* _What the exercise asks_
Check each line of the records below and collect those that include the word "icon".

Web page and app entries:
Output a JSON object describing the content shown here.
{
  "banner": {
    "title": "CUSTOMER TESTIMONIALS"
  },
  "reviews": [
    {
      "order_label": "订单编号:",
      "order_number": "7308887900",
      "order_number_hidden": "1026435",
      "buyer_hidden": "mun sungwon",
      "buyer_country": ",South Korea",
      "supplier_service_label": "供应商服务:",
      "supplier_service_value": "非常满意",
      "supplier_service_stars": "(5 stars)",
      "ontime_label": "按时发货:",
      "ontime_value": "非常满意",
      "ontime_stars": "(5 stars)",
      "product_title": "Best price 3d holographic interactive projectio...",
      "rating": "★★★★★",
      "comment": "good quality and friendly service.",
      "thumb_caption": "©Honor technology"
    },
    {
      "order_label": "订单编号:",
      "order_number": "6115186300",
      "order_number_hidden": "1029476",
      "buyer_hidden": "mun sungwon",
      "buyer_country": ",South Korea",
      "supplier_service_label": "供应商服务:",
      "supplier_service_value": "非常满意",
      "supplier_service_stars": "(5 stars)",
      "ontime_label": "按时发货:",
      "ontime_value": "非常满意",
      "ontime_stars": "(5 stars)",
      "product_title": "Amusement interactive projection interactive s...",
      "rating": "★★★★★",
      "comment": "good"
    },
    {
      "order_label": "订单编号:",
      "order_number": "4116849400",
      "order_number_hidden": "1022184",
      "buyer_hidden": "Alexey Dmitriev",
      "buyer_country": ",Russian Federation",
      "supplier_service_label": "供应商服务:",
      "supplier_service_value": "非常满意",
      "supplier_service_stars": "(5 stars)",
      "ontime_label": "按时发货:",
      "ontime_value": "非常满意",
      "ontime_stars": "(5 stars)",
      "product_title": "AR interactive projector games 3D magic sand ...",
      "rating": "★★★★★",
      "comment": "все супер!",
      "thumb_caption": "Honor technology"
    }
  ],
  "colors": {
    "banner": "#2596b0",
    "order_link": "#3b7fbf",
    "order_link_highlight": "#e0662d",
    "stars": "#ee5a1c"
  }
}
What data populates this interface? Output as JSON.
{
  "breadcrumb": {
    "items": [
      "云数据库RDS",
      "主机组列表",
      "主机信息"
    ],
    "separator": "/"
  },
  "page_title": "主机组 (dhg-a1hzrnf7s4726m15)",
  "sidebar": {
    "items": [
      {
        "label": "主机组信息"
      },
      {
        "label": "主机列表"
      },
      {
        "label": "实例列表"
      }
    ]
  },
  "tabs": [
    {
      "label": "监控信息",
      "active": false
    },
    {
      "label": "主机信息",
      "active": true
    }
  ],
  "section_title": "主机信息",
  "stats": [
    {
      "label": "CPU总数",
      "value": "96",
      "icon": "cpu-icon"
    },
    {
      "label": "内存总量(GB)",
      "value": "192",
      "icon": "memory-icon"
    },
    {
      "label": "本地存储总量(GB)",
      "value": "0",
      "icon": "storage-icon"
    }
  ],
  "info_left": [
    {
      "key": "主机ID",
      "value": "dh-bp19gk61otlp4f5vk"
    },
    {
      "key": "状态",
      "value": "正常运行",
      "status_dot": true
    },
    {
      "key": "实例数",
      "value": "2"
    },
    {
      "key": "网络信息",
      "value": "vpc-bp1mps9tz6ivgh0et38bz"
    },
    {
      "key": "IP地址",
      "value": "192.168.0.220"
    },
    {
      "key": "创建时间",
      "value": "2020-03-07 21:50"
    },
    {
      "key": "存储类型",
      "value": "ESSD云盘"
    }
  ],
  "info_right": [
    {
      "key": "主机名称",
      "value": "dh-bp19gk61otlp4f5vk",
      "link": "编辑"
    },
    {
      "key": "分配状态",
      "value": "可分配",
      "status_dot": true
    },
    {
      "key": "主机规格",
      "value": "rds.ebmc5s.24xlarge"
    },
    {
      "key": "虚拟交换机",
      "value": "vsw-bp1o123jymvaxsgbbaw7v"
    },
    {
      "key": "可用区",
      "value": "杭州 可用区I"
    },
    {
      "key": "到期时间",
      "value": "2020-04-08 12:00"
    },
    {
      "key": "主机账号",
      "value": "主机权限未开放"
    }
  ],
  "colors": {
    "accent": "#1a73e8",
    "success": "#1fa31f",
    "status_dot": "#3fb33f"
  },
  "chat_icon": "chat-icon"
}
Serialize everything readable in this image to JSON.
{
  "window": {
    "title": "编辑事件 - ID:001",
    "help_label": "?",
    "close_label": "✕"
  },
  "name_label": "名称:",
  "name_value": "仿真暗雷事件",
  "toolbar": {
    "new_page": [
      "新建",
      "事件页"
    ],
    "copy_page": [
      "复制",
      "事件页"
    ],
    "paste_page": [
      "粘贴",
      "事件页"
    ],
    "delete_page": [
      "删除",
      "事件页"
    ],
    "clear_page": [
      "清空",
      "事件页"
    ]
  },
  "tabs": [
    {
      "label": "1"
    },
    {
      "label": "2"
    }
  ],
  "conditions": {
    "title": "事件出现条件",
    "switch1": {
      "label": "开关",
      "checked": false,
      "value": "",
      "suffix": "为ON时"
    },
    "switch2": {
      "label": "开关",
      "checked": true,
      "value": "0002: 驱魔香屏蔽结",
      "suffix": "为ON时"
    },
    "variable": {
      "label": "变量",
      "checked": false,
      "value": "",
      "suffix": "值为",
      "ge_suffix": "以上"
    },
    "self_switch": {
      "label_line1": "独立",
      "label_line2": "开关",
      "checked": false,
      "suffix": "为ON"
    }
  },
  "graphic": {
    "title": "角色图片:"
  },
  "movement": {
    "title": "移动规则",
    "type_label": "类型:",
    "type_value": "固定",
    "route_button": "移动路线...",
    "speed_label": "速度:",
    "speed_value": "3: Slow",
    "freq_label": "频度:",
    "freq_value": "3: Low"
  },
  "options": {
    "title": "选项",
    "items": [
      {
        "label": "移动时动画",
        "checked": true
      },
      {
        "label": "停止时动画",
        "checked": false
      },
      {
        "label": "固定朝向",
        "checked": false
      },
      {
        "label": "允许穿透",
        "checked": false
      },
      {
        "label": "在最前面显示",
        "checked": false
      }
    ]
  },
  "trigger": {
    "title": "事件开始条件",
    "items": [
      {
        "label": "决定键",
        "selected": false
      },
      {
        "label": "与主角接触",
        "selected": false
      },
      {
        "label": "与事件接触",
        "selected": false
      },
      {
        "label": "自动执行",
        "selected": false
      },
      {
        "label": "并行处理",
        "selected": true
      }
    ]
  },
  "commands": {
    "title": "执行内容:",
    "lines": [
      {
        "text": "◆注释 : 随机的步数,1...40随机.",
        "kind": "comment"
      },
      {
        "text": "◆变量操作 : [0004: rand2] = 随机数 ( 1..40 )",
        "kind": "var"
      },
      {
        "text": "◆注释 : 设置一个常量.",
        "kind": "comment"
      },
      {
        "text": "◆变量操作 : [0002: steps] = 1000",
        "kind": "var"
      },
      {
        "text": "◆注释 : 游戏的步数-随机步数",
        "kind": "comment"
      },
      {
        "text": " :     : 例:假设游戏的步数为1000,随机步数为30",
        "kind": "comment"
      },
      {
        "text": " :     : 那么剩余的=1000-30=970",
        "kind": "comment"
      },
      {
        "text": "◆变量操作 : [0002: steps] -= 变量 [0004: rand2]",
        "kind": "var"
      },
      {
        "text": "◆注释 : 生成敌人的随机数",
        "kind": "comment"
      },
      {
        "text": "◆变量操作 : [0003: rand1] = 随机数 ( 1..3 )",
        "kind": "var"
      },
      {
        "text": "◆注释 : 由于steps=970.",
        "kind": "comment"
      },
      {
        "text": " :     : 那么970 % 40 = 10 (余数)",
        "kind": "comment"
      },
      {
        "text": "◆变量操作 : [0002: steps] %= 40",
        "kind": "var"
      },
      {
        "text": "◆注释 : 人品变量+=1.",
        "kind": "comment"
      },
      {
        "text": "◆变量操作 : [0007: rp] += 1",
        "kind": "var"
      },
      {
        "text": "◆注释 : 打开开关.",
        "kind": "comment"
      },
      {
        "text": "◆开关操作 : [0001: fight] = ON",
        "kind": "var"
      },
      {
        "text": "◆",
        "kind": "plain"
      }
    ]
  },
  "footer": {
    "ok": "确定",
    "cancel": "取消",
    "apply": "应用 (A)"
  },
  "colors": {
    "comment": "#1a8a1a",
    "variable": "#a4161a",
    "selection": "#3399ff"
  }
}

* _Problem solution_
      "icon": "cpu-icon"
      "icon": "memory-icon"
      "icon": "storage-icon"
  "chat_icon": "chat-icon"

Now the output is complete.